Meeting in London on Tuesday, the ICS board reviewed recent developments with respect to the international regulation of CO2
emissions from ships. This included proposals by the United States and the European Commission, and others, concerning the establishment of a mandatory system of Monitoring, Reporting and Verification of emissions (MRV).
ICS Chairman Masamichi Morooka said "our meeting agreed that ICS will fully support the concept of MRV, provided that any measure adopted is developed and agreed at the International Maritime Organization, and that it will be simple to administer and primarily based on fuel consumption measured by bunker delivery notes.
"However, ICS support for the development of an MRV mechanism does not imply acceptance of MRV being used for the eventual development of any other market-based measure, or the mandatory application of energy indexing measures to existing ships," he added.
The chamber said it's developing a detailed position on how MRV might work, but is waiting for formal submissions to be made by governments at the next meeting of the IMO Marine Environment Protection Committee in May.
In other action, ICS said its board "expressed serious concern"
about proposals being considered by the European Union for an EU regulation on ship recycling.
"The EU regulation being considered by the EU Parliament risks completely undermining the International (Hong Kong) Convention for the Safe and Environmentally Sound Recycling of Ships, which was adopted by IMO in 2009. The EU proposals include a fund to which EU ship operators would have to pay in order to ensure that their ships are recycling in accordance with EU standards, rather than those already agreed by governments at IMO. The ulterior motive of the European Parliament seems to be a wish to create work for ship recycling facilities in Europe," the chamber warned.
The IMO convention was adopted to address concerns about environmental and working conditions in ship recycling yards which for the most part are located in Asia. "If the EU Regulation goes ahead in its current form, it is very hard to see how the IMO Convention can ever enter into force," Morooka said.

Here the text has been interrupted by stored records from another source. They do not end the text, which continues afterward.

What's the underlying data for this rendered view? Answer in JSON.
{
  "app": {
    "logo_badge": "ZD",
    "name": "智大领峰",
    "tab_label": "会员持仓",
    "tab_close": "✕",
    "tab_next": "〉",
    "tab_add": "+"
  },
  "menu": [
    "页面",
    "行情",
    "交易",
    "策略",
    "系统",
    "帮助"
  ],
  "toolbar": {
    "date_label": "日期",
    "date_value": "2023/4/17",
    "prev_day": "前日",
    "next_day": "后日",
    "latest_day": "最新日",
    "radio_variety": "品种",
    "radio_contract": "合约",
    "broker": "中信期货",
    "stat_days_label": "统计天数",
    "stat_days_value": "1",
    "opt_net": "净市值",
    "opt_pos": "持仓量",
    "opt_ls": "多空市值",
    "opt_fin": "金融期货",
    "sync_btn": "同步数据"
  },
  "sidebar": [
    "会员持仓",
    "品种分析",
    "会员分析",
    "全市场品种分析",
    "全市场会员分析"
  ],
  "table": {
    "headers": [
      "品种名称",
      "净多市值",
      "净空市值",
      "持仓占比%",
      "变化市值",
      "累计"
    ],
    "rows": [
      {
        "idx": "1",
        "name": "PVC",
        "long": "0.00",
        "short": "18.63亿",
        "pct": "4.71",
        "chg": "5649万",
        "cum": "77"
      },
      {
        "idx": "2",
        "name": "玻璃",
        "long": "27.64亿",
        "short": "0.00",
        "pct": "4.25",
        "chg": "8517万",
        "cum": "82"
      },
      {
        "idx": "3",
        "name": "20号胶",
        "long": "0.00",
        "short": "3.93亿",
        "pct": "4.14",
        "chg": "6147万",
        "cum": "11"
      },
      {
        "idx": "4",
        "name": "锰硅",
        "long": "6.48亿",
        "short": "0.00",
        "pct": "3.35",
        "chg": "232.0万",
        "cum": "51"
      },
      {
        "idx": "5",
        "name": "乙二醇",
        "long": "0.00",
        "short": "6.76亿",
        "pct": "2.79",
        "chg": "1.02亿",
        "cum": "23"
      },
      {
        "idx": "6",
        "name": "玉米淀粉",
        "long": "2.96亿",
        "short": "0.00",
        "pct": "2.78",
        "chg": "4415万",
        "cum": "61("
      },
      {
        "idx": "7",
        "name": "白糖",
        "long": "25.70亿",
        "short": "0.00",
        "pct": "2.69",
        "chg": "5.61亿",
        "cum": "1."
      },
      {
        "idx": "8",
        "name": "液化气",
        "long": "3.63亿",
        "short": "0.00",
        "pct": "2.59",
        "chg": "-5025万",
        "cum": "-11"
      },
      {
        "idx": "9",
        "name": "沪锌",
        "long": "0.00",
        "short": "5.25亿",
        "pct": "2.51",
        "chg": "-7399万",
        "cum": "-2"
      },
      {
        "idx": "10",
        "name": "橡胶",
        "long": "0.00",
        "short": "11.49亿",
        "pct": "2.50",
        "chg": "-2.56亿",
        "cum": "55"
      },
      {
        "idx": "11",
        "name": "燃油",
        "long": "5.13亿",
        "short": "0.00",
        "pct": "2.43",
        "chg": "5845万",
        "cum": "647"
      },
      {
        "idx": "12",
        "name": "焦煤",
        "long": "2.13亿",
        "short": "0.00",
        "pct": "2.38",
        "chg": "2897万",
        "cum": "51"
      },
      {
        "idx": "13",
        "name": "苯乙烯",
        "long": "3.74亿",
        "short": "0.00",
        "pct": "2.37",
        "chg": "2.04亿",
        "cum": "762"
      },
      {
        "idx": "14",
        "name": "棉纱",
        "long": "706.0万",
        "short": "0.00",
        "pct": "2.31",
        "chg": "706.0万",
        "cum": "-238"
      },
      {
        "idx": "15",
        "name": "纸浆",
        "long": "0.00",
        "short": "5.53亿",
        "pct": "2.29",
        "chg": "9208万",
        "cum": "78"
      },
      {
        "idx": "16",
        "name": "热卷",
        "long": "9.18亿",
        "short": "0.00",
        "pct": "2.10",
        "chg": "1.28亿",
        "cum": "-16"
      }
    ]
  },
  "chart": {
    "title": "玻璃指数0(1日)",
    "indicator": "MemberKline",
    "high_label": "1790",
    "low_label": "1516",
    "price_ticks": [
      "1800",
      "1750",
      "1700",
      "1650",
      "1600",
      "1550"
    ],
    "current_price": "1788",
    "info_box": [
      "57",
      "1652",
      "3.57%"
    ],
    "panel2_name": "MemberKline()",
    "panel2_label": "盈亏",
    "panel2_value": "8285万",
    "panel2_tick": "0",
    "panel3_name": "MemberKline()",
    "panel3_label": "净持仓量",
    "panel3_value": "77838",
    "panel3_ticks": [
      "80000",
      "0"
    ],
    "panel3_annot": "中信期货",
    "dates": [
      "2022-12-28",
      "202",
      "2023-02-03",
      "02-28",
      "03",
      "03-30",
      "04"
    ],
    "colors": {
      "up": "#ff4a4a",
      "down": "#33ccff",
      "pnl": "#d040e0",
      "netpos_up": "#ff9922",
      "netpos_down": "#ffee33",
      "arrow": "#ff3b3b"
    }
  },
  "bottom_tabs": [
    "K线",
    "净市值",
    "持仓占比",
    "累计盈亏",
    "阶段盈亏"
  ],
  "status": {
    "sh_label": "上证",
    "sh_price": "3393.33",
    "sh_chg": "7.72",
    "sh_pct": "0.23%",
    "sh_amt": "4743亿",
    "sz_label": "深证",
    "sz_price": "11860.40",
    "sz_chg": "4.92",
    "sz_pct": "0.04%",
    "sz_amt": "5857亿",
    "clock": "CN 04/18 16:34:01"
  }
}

"As well as damaging the EU registered fleet, undermining the Hong Kong Convention will do little to help workers in the recycling yards in developing nations who will continue to be engaged in dismantling the majority of the world's redundant ships, and whose workload is already increasing in view of the chronic over capacity that exists throughout the shipping industry." Morooka said. "It must be hoped that the governments of EU Member States, which are signatories to the Hong Kong Convention, will start to see sense and stop these damaging proposals before it is too late."
The ICS board reviewed the continuing response at the IMO to the Costa Concordia
cruise ship accident, and welcomed measures that have so far been taken forward relating to passenger safety and evacuation procedures.
"The response of IMO so far has been measured and reasonable and we have been impressed by the commitment amongst governments to avoid knee jerk reactions," Morooka said. "But IMO is under increasing pressure to take forward far more radical steps in advance of Italy publishing the complete results of its accident investigation, which it has still singularly failed to do. Given the seriousness of the disaster, which happened over a year ago, this failure by Italy is simply unacceptable. We still have no official understanding of what the underlying causes were with respect to an accident that really should never have happened." - Chris Dupin